One of the most delightful, engaging, heart-rending books I've ever read. And I've read a lot. With phrases that take your breath away with their simplicity, beauty and accuracy, the author weaves a truly magical tale which is ultimately grounded in harsh realities. I was so captivated by the book that I deliberately controlled how much I would read each day - I didn't want the magic to end. Wholeheartedly recommended.
While this book was described honestly as an overview, I found the story disturbing and unsettling. Perhaps this is an accurate account of the lives of these children but I was left feeling dismayed at the end. The writing is quite well done so I have no complaints about the author’s ability to tell a tale, I just wish I wasn’t left feeling so disenchanted with life in general when I finished reading the book. I usually enjoy mysteries, and stories with psychological depth but perhaps this book just isn’t my thing.
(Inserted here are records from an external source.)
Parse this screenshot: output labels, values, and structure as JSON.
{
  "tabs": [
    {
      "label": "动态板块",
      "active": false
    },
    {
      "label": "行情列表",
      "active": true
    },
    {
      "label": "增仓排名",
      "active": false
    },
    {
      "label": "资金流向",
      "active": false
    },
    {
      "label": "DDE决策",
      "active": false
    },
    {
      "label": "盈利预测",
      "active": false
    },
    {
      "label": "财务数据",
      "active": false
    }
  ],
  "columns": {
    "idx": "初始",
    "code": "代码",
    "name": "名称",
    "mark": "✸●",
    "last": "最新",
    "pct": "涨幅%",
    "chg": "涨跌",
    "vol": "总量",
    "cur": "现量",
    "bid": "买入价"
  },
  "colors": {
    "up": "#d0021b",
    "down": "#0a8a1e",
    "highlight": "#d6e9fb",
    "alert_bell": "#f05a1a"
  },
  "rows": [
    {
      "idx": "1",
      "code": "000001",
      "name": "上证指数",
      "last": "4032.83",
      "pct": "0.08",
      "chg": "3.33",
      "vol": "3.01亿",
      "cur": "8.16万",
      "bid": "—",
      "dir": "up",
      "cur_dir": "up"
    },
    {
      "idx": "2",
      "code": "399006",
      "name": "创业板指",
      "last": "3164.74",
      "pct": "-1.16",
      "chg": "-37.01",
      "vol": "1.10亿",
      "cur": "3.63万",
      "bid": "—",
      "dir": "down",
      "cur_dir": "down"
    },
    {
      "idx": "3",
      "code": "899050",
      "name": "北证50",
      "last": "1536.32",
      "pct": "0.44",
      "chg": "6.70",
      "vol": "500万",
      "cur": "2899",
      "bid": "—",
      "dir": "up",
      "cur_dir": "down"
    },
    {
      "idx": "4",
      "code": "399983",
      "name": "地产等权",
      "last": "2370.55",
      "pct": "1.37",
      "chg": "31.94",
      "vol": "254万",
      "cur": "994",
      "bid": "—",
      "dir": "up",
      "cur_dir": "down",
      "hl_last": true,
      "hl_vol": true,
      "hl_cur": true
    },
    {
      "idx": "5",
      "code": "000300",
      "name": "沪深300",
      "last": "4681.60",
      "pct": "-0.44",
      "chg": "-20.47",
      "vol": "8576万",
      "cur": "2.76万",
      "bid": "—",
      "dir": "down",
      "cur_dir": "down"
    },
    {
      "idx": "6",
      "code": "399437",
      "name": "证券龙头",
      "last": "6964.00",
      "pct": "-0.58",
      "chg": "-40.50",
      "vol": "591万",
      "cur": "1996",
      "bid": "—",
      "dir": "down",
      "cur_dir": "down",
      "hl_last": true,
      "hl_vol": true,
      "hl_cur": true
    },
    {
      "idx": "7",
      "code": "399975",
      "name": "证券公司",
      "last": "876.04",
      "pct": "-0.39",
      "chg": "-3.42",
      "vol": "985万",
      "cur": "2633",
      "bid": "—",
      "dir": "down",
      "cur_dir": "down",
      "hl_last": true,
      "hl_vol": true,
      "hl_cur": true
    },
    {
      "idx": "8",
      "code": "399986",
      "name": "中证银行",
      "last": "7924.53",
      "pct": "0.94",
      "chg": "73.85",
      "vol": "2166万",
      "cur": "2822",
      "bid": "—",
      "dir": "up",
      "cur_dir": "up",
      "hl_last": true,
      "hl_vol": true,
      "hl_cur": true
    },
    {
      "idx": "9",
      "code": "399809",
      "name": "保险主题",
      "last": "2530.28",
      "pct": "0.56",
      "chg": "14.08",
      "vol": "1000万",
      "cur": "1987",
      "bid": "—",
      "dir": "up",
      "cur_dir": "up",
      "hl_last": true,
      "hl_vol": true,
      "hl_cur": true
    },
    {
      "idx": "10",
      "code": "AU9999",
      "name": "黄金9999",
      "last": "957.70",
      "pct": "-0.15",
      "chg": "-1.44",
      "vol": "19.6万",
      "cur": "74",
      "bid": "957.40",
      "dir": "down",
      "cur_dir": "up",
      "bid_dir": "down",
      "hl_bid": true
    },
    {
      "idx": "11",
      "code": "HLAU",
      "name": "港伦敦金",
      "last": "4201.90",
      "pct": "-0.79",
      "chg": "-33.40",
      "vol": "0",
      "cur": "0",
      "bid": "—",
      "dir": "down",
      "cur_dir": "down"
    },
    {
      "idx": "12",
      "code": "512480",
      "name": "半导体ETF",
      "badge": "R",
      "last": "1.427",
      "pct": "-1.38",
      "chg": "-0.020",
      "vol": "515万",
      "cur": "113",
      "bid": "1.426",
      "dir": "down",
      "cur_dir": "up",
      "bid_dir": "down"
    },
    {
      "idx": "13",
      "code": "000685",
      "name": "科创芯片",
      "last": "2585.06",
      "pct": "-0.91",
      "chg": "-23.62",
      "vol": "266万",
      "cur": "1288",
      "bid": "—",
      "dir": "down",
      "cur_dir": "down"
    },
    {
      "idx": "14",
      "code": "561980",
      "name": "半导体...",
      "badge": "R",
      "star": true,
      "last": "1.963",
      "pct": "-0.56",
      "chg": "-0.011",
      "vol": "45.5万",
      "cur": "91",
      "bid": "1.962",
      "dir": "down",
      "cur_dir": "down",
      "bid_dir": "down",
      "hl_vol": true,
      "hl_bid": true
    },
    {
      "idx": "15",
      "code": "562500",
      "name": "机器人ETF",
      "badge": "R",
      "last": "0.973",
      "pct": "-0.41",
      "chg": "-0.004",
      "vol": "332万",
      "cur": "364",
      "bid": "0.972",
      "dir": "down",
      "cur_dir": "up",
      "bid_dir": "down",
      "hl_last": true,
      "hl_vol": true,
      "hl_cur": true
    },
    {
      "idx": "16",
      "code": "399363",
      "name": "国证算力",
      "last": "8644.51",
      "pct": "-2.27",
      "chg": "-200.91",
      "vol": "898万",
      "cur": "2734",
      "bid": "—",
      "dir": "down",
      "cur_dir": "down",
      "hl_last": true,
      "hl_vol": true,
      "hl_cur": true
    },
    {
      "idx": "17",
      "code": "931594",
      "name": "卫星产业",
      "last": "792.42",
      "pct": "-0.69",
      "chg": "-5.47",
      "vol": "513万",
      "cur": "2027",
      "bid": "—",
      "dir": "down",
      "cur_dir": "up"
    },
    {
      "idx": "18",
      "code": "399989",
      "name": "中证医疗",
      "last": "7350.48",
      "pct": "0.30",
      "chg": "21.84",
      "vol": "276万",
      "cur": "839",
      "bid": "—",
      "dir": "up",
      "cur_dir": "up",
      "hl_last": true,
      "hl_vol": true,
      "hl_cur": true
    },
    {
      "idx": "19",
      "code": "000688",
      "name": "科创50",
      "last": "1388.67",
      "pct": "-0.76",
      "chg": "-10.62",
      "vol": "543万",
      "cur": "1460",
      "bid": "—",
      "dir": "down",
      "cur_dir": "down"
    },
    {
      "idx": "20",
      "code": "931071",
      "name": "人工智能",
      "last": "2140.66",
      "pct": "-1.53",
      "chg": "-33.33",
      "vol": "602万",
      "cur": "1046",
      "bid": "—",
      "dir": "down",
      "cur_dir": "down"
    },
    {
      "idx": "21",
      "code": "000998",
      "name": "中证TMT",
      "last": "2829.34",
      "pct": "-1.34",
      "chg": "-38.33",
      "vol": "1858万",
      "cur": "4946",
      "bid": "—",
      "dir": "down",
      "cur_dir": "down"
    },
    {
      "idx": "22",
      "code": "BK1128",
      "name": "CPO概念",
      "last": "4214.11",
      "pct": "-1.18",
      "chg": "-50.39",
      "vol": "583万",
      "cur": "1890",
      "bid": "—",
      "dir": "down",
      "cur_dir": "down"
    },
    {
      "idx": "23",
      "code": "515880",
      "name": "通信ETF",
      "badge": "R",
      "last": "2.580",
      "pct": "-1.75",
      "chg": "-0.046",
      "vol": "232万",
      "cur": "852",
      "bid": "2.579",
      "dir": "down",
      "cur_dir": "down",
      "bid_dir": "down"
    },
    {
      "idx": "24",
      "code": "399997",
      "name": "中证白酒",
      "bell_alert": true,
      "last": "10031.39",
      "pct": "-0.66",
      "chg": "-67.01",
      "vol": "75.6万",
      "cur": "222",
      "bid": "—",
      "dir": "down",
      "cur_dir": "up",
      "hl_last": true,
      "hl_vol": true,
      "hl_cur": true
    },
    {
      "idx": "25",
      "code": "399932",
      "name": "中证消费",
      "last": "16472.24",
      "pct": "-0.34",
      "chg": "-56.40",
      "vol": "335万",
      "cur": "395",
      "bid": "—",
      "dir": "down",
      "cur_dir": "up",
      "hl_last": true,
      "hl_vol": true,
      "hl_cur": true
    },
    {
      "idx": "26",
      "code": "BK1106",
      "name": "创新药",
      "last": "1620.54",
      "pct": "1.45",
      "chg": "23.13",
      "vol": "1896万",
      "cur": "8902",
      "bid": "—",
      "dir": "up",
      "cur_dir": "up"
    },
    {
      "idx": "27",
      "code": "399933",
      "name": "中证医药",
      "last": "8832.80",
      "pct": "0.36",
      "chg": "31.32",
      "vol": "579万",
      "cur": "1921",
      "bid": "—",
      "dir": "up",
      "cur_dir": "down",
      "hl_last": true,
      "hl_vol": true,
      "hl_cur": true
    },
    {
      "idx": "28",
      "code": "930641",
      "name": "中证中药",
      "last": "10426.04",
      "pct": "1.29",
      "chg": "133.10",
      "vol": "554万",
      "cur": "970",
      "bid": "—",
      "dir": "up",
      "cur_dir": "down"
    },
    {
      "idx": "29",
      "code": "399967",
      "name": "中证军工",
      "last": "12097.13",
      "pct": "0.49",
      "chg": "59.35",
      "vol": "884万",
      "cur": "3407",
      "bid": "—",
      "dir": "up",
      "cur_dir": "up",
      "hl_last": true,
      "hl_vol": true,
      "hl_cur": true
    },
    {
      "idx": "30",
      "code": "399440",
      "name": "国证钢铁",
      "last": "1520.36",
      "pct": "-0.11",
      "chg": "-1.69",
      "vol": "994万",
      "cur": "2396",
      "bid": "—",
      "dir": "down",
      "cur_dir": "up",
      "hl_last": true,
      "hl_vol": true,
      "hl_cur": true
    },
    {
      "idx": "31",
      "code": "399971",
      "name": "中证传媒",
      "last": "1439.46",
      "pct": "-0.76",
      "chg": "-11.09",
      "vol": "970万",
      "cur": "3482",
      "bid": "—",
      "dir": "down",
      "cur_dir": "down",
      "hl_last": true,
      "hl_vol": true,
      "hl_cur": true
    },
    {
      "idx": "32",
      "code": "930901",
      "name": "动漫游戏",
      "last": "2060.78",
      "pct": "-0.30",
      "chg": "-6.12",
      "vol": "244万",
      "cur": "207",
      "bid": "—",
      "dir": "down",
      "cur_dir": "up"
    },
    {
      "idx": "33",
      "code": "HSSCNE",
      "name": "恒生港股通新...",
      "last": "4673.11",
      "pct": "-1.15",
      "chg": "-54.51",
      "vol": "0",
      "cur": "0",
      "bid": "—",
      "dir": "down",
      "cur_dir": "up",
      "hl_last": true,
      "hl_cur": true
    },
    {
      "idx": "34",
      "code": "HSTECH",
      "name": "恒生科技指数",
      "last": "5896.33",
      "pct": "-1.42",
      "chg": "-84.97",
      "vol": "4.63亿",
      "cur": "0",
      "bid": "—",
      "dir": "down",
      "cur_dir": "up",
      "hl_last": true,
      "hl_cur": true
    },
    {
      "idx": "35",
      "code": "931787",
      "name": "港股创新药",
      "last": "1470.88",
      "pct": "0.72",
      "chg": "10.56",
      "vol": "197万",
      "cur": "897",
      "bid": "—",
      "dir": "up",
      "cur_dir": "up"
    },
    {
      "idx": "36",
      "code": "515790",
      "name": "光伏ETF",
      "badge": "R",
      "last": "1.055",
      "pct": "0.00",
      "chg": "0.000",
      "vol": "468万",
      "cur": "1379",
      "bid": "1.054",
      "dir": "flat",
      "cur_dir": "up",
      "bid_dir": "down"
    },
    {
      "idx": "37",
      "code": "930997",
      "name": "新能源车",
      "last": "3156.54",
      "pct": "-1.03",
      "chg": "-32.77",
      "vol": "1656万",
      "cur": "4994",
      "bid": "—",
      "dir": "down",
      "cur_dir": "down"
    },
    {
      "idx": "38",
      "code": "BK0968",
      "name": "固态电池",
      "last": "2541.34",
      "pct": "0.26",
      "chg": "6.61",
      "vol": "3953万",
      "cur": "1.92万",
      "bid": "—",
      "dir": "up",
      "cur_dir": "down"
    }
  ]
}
I suppose I was hoping for a happier outcome but then again perhaps the author would have felt it made it more of a fairytale. I have rated it 3 stars because the writing is very good.
This is really an incredible read. Over the last two years I've worked my way through all of Heather O'Neill's books as well as her reading list. This may be her best! It is full of delightful sensory metaphors and reads like well-crafted cinema.
An example of this superb writing tells it all..."a young girl's body is the most dangerous place in the world, as it is the spot where violence is most likely to be enacted". This story touches our hearts, depicting the lives of those fragile individuals who have been abandoned by society.
This was a very hard read for me as the child abuse at the hands of the nuns was both disturbing and unsettling. Even after the orphanage, life continues to be a struggle. Being an optimist, I continued reading as I wanted Rose and Peirrot to survive and to find one another. These two people were the products of a tortured childhood. They survive but at what cost, not necessarily nice people but understandably so and my heart breaks for them.
Our book group had lively discussion on Heather O’Neill’s Lonely Hearts’ Hotel and we found that, while the writing was often lyrical and uniquely phrased it was overburdened with similes and needed much editing. The middle section of the book was long and tedious. But on the whole it was a one of a kind, touching on many “taboo” subjects and the Montreal underworld, or you might say underbelly, in the years between the world wars.
A unique perspective on life, love and loss; The Lonely Hearts Hotel is written with prose that is extravagant in its simplicity. Heather O'Neil speaks the language of outcast in this novel. Her characters are full fleshed-- so chaotic, imperfect and raw that one struggles to view them as fiction. You feel the characters' hope and misery as you are immersed in their deepest consciousness. Bravo.